MATERIAL SHOWN:

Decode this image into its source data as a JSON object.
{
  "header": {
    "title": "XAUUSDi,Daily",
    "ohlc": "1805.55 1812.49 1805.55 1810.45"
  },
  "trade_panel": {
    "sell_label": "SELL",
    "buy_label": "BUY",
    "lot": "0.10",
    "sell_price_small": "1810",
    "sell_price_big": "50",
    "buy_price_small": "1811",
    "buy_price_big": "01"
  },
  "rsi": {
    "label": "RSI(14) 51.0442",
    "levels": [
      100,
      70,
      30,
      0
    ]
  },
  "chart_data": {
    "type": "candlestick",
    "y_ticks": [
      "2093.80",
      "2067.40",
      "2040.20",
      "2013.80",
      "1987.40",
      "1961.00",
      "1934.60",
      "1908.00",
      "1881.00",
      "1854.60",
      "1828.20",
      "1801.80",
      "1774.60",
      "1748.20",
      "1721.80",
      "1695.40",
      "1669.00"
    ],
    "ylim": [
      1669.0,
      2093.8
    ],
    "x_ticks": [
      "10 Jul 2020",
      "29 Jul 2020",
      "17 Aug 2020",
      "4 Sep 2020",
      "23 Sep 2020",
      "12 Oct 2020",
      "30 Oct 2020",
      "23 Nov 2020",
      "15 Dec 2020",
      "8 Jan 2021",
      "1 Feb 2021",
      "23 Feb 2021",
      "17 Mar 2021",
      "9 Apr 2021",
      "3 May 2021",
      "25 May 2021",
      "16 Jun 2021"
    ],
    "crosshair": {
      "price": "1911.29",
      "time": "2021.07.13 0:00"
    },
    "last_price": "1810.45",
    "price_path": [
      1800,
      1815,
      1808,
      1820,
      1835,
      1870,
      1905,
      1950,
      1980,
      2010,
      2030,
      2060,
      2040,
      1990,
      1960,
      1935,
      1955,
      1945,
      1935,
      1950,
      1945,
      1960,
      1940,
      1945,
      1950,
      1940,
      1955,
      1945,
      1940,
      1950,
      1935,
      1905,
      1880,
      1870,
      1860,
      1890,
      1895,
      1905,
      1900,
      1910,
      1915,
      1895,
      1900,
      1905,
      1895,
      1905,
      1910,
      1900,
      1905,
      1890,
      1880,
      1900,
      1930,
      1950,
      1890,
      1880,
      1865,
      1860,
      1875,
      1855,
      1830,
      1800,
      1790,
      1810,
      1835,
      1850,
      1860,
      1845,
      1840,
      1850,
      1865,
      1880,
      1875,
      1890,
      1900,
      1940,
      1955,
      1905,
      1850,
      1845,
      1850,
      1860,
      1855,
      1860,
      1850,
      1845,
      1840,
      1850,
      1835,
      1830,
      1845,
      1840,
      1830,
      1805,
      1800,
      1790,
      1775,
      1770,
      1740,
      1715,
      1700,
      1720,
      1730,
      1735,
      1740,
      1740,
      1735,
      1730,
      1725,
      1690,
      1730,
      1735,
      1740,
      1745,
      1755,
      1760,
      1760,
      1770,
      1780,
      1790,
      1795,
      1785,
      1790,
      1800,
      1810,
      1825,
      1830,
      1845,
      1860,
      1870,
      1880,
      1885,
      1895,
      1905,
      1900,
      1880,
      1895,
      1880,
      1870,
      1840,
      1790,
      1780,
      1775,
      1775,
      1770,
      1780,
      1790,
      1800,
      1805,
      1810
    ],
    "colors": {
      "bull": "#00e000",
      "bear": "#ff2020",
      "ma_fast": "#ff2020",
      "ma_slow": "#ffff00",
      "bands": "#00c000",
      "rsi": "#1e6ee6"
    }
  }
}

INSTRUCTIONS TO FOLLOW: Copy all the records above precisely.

EXERCISE RESPONSE:
Decode this image into its source data as a JSON object.
{
  "header": {
    "title": "XAUUSDi,Daily",
    "ohlc": "1805.55 1812.49 1805.55 1810.45"
  },
  "trade_panel": {
    "sell_label": "SELL",
    "buy_label": "BUY",
    "lot": "0.10",
    "sell_price_small": "1810",
    "sell_price_big": "50",
    "buy_price_small": "1811",
    "buy_price_big": "01"
  },
  "rsi": {
    "label": "RSI(14) 51.0442",
    "levels": [
      100,
      70,
      30,
      0
    ]
  },
  "chart_data": {
    "type": "candlestick",
    "y_ticks": [
      "2093.80",
      "2067.40",
      "2040.20",
      "2013.80",
      "1987.40",
      "1961.00",
      "1934.60",
      "1908.00",
      "1881.00",
      "1854.60",
      "1828.20",
      "1801.80",
      "1774.60",
      "1748.20",
      "1721.80",
      "1695.40",
      "1669.00"
    ],
    "ylim": [
      1669.0,
      2093.8
    ],
    "x_ticks": [
      "10 Jul 2020",
      "29 Jul 2020",
      "17 Aug 2020",
      "4 Sep 2020",
      "23 Sep 2020",
      "12 Oct 2020",
      "30 Oct 2020",
      "23 Nov 2020",
      "15 Dec 2020",
      "8 Jan 2021",
      "1 Feb 2021",
      "23 Feb 2021",
      "17 Mar 2021",
      "9 Apr 2021",
      "3 May 2021",
      "25 May 2021",
      "16 Jun 2021"
    ],
    "crosshair": {
      "price": "1911.29",
      "time": "2021.07.13 0:00"
    },
    "last_price": "1810.45",
    "price_path": [
      1800,
      1815,
      1808,
      1820,
      1835,
      1870,
      1905,
      1950,
      1980,
      2010,
      2030,
      2060,
      2040,
      1990,
      1960,
      1935,
      1955,
      1945,
      1935,
      1950,
      1945,
      1960,
      1940,
      1945,
      1950,
      1940,
      1955,
      1945,
      1940,
      1950,
      1935,
      1905,
      1880,
      1870,
      1860,
      1890,
      1895,
      1905,
      1900,
      1910,
      1915,
      1895,
      1900,
      1905,
      1895,
      1905,
      1910,
      1900,
      1905,
      1890,
      1880,
      1900,
      1930,
      1950,
      1890,
      1880,
      1865,
      1860,
      1875,
      1855,
      1830,
      1800,
      1790,
      1810,
      1835,
      1850,
      1860,
      1845,
      1840,
      1850,
      1865,
      1880,
      1875,
      1890,
      1900,
      1940,
      1955,
      1905,
      1850,
      1845,
      1850,
      1860,
      1855,
      1860,
      1850,
      1845,
      1840,
      1850,
      1835,
      1830,
      1845,
      1840,
      1830,
      1805,
      1800,
      1790,
      1775,
      1770,
      1740,
      1715,
      1700,
      1720,
      1730,
      1735,
      1740,
      1740,
      1735,
      1730,
      1725,
      1690,
      1730,
      1735,
      1740,
      1745,
      1755,
      1760,
      1760,
      1770,
      1780,
      1790,
      1795,
      1785,
      1790,
      1800,
      1810,
      1825,
      1830,
      1845,
      1860,
      1870,
      1880,
      1885,
      1895,
      1905,
      1900,
      1880,
      1895,
      1880,
      1870,
      1840,
      1790,
      1780,
      1775,
      1775,
      1770,
      1780,
      1790,
      1800,
      1805,
      1810
    ],
    "colors": {
      "bull": "#00e000",
      "bear": "#ff2020",
      "ma_fast": "#ff2020",
      "ma_slow": "#ffff00",
      "bands": "#00c000",
      "rsi": "#1e6ee6"
    }
  }
}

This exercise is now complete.